Background: Circulating N-terminal pro B-type natriuretic peptide (NT-proBNP) predicts incidence of atrial fibrillation (AF), but the association of longitudinal changes in NT-proBNP concentrations with incident AF has not been explored. Methods: We studied 9705 individuals without prevalent AF in 1996–1998 and with available NT-proBNP measurements obtained in samples collected during two visits in 1990–1992 (visit 2) and 1996–1998 (visit 4) in the Atherosclerosis Risk in Communities (ARIC) Study. Participants were followed through the end of 2013. AF was ascertained from electrocardiograms, hospital discharge codes, and death certificates. Multivariable Cox regression was used to evaluate the association of absolute change in log-transformed NT-proBNP [ln(NT-proBNP)] with incident AF. We also assessed the impact of adding ln(NT-proBNP) change as a predictor of AF by difference in the C-statistic and net reclassification improvement (NRI). Results: Over a median follow up of 16 years, there were 1503 incident cases of AF. The means (SD) ln(NT-proBNP) at visit 2 and visit 4 were 3.83 (1.01) and 4.35 (0.94), respectively. There was a 0.52 (0.79) increase in ln(NT-proBNP) over the 6-year period. Greater increases in ln(NT-proBNP) were associated with higher risk of AF [hazard ratio, 2.82 (95% confidence interval 2.34, 3.39), comparing top to bottom quintiles, and 1.74 (1.61, 1.87) per 1-unit increase in ln(NT-proBNP)]. Adding ln(NT-proBNP) change to a model with multiple predictors including baseline NT-proBNP had relatively limited impact in the C-statistic (increase from 0.748, 95%CI 0.736–0.761, to 0.762, 95%CI 0.750, 0.774). Adding ln(NT-proBNP) change to initial predictive models resulted in a categorical NRI of 0.062 (95% CI 0.033, 0.092) and a continuous NRI of 0.092 (95%CI, 0.017, 0.182). Conclusion: Positive NT-proBNP change is associated with an increased incidence rate of AF. Adding NT-proBNP change into the prediction model modestly improved incident AF prediction. Future studies should assess the value of monitoring NT-proBNP concentration among individuals at high risk of developing AF.

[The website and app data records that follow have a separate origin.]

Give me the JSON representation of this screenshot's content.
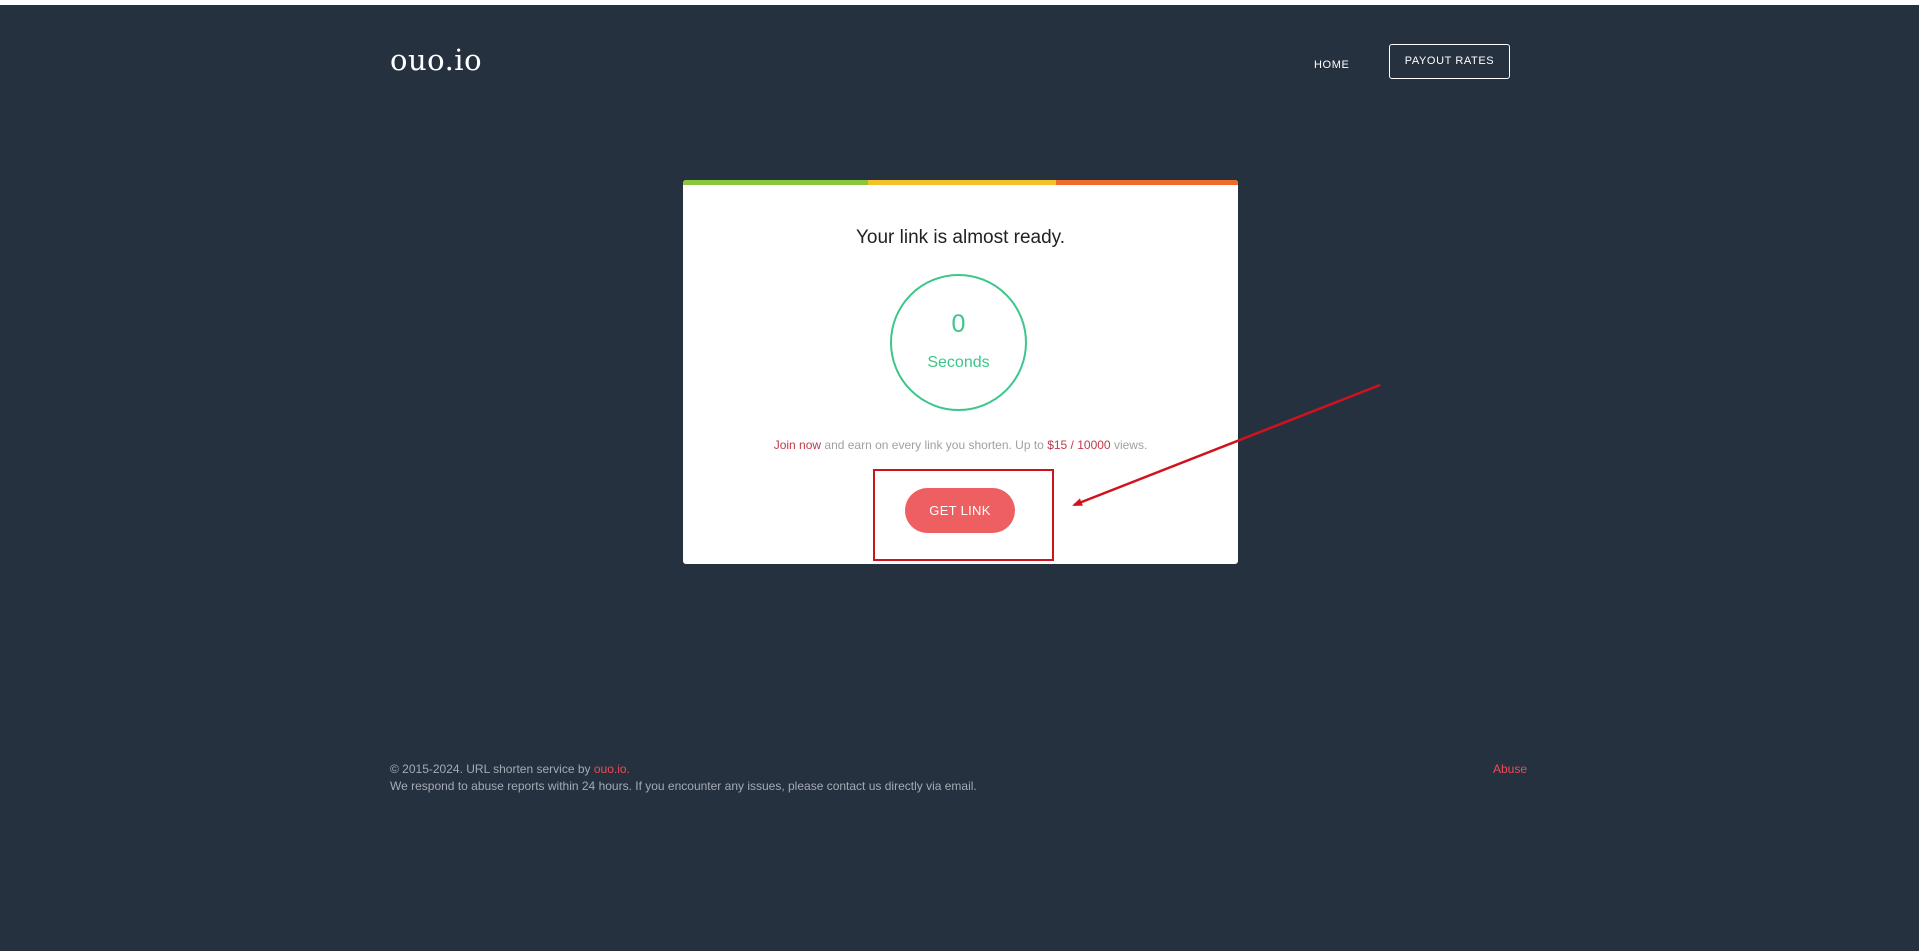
{
  "header": {
    "logo": "ouo.io",
    "nav": {
      "home": "HOME",
      "payout_rates": "PAYOUT RATES"
    }
  },
  "card": {
    "title": "Your link is almost ready.",
    "countdown": {
      "value": "0",
      "unit": "Seconds"
    },
    "promo": {
      "join": "Join now",
      "middle": " and earn on every link you shorten. Up to ",
      "rate": "$15 / 10000",
      "end": " views."
    },
    "button": "GET LINK",
    "bar_colors": [
      "#8cc63f",
      "#f4c02c",
      "#f06a29"
    ]
  },
  "footer": {
    "copyright_prefix": "© 2015-2024. URL shorten service by ",
    "brand": "ouo.io.",
    "note": "We respond to abuse reports within 24 hours. If you encounter any issues, please contact us directly via email.",
    "abuse": "Abuse"
  },
  "colors": {
    "background": "#263140",
    "accent_green": "#3cc68a",
    "button": "#ee5f61",
    "annotation_red": "#d0121c"
  }
}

ASJC Scopus subject areas
- Cardiology and Cardiovascular Medicine